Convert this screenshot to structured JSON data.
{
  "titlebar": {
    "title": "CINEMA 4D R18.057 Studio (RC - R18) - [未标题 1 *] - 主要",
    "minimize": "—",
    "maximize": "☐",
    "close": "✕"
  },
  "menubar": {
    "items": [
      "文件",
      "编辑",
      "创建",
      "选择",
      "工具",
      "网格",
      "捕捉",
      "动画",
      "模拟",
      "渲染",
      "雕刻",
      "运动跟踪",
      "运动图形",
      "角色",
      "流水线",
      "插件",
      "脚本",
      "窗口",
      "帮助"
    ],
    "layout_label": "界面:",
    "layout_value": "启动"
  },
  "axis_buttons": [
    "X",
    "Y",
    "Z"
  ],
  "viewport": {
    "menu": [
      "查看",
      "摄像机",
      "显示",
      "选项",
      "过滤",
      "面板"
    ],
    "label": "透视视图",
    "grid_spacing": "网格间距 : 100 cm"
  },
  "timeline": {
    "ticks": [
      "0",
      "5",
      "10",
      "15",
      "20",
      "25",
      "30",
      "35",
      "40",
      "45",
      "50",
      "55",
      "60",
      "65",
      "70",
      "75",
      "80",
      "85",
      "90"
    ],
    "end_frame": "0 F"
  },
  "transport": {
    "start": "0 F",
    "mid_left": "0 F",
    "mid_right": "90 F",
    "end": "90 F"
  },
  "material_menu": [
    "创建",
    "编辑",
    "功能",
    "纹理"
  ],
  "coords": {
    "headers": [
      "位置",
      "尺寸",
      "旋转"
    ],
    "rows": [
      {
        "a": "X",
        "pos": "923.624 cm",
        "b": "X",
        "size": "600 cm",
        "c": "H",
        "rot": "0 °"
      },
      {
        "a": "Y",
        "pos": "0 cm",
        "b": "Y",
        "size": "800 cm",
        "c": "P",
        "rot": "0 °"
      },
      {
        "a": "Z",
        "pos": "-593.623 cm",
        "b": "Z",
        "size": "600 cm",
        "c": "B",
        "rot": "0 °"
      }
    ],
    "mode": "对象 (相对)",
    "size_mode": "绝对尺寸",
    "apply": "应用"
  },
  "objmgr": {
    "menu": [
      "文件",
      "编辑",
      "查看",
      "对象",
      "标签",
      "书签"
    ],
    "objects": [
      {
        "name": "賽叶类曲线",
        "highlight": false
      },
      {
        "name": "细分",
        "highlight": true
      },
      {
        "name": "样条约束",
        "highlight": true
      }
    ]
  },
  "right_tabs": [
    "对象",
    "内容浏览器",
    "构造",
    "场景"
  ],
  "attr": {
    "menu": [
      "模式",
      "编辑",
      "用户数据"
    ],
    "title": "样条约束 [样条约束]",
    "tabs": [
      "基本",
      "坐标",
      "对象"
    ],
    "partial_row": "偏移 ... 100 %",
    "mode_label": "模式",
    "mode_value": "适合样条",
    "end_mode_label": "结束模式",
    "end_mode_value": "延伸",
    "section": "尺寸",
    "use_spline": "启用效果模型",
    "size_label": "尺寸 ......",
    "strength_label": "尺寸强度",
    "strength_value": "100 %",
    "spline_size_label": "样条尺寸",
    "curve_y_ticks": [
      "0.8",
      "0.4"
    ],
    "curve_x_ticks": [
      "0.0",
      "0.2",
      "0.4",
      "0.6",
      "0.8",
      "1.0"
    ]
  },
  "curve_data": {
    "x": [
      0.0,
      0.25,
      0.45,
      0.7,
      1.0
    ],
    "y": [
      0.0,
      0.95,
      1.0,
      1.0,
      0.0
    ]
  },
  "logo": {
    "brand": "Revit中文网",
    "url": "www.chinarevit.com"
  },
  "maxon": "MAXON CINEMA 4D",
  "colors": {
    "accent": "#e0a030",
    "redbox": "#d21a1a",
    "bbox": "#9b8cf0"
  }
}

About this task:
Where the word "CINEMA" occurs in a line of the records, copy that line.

Answer to this exercise:
    "title": "CINEMA 4D R18.057 Studio (RC - R18) - [未标题 1 *] - 主要",
  "maxon": "MAXON CINEMA 4D",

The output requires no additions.